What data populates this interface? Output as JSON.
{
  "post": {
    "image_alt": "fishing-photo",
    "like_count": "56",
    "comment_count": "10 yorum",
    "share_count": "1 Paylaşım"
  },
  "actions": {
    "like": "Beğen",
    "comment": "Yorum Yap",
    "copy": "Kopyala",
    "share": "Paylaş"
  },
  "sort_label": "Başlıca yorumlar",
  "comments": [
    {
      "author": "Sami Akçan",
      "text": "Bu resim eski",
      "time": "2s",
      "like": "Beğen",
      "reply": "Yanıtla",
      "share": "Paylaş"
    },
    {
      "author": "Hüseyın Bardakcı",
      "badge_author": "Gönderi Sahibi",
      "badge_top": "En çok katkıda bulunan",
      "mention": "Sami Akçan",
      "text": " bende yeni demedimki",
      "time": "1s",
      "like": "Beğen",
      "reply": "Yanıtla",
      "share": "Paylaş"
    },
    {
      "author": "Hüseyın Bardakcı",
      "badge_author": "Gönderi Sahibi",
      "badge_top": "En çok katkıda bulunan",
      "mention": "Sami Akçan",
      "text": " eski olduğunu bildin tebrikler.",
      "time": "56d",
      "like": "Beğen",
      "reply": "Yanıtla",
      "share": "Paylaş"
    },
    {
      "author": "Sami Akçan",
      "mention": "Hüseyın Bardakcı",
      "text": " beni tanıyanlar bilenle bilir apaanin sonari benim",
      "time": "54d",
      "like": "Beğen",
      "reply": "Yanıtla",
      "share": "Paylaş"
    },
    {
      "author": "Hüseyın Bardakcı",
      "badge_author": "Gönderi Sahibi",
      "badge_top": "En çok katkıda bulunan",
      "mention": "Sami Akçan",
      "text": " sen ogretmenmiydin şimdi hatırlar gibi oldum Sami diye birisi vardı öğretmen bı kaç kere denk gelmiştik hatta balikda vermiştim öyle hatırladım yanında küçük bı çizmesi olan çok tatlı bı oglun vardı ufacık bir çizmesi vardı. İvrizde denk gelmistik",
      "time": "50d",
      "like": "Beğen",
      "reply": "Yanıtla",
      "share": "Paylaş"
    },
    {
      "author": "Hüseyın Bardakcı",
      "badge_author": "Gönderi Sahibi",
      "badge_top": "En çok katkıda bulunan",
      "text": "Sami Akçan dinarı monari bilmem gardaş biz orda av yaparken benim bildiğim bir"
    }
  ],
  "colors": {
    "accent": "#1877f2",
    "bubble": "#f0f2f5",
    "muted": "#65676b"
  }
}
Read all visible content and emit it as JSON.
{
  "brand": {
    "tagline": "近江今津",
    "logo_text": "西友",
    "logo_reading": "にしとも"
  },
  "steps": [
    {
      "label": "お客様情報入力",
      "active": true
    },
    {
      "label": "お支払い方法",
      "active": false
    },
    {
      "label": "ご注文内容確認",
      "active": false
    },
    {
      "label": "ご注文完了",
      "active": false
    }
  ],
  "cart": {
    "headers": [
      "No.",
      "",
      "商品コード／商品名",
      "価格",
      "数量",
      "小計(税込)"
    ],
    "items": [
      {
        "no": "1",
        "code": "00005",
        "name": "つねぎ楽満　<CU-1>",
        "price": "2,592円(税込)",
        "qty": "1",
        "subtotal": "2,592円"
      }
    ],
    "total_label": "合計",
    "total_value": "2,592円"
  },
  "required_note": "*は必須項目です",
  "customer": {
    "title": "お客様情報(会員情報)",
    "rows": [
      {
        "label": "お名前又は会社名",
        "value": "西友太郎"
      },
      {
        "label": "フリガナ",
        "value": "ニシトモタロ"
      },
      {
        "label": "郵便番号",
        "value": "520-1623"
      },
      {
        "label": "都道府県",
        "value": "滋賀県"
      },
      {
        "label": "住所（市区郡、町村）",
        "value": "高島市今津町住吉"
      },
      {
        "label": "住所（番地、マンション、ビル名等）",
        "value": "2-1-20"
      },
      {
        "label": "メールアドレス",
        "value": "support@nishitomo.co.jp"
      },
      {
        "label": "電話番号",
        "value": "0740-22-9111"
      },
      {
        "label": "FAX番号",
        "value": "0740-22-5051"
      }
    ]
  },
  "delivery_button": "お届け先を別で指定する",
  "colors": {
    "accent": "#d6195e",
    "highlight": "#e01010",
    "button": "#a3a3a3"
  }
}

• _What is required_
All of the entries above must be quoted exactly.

• _Answer space_
What data populates this interface? Output as JSON.
{
  "post": {
    "image_alt": "fishing-photo",
    "like_count": "56",
    "comment_count": "10 yorum",
    "share_count": "1 Paylaşım"
  },
  "actions": {
    "like": "Beğen",
    "comment": "Yorum Yap",
    "copy": "Kopyala",
    "share": "Paylaş"
  },
  "sort_label": "Başlıca yorumlar",
  "comments": [
    {
      "author": "Sami Akçan",
      "text": "Bu resim eski",
      "time": "2s",
      "like": "Beğen",
      "reply": "Yanıtla",
      "share": "Paylaş"
    },
    {
      "author": "Hüseyın Bardakcı",
      "badge_author": "Gönderi Sahibi",
      "badge_top": "En çok katkıda bulunan",
      "mention": "Sami Akçan",
      "text": " bende yeni demedimki",
      "time": "1s",
      "like": "Beğen",
      "reply": "Yanıtla",
      "share": "Paylaş"
    },
    {
      "author": "Hüseyın Bardakcı",
      "badge_author": "Gönderi Sahibi",
      "badge_top": "En çok katkıda bulunan",
      "mention": "Sami Akçan",
      "text": " eski olduğunu bildin tebrikler.",
      "time": "56d",
      "like": "Beğen",
      "reply": "Yanıtla",
      "share": "Paylaş"
    },
    {
      "author": "Sami Akçan",
      "mention": "Hüseyın Bardakcı",
      "text": " beni tanıyanlar bilenle bilir apaanin sonari benim",
      "time": "54d",
      "like": "Beğen",
      "reply": "Yanıtla",
      "share": "Paylaş"
    },
    {
      "author": "Hüseyın Bardakcı",
      "badge_author": "Gönderi Sahibi",
      "badge_top": "En çok katkıda bulunan",
      "mention": "Sami Akçan",
      "text": " sen ogretmenmiydin şimdi hatırlar gibi oldum Sami diye birisi vardı öğretmen bı kaç kere denk gelmiştik hatta balikda vermiştim öyle hatırladım yanında küçük bı çizmesi olan çok tatlı bı oglun vardı ufacık bir çizmesi vardı. İvrizde denk gelmistik",
      "time": "50d",
      "like": "Beğen",
      "reply": "Yanıtla",
      "share": "Paylaş"
    },
    {
      "author": "Hüseyın Bardakcı",
      "badge_author": "Gönderi Sahibi",
      "badge_top": "En çok katkıda bulunan",
      "text": "Sami Akçan dinarı monari bilmem gardaş biz orda av yaparken benim bildiğim bir"
    }
  ],
  "colors": {
    "accent": "#1877f2",
    "bubble": "#f0f2f5",
    "muted": "#65676b"
  }
}
Read all visible content and emit it as JSON.
{
  "brand": {
    "tagline": "近江今津",
    "logo_text": "西友",
    "logo_reading": "にしとも"
  },
  "steps": [
    {
      "label": "お客様情報入力",
      "active": true
    },
    {
      "label": "お支払い方法",
      "active": false
    },
    {
      "label": "ご注文内容確認",
      "active": false
    },
    {
      "label": "ご注文完了",
      "active": false
    }
  ],
  "cart": {
    "headers": [
      "No.",
      "",
      "商品コード／商品名",
      "価格",
      "数量",
      "小計(税込)"
    ],
    "items": [
      {
        "no": "1",
        "code": "00005",
        "name": "つねぎ楽満　<CU-1>",
        "price": "2,592円(税込)",
        "qty": "1",
        "subtotal": "2,592円"
      }
    ],
    "total_label": "合計",
    "total_value": "2,592円"
  },
  "required_note": "*は必須項目です",
  "customer": {
    "title": "お客様情報(会員情報)",
    "rows": [
      {
        "label": "お名前又は会社名",
        "value": "西友太郎"
      },
      {
        "label": "フリガナ",
        "value": "ニシトモタロ"
      },
      {
        "label": "郵便番号",
        "value": "520-1623"
      },
      {
        "label": "都道府県",
        "value": "滋賀県"
      },
      {
        "label": "住所（市区郡、町村）",
        "value": "高島市今津町住吉"
      },
      {
        "label": "住所（番地、マンション、ビル名等）",
        "value": "2-1-20"
      },
      {
        "label": "メールアドレス",
        "value": "support@nishitomo.co.jp"
      },
      {
        "label": "電話番号",
        "value": "0740-22-9111"
      },
      {
        "label": "FAX番号",
        "value": "0740-22-5051"
      }
    ]
  },
  "delivery_button": "お届け先を別で指定する",
  "colors": {
    "accent": "#d6195e",
    "highlight": "#e01010",
    "button": "#a3a3a3"
  }
}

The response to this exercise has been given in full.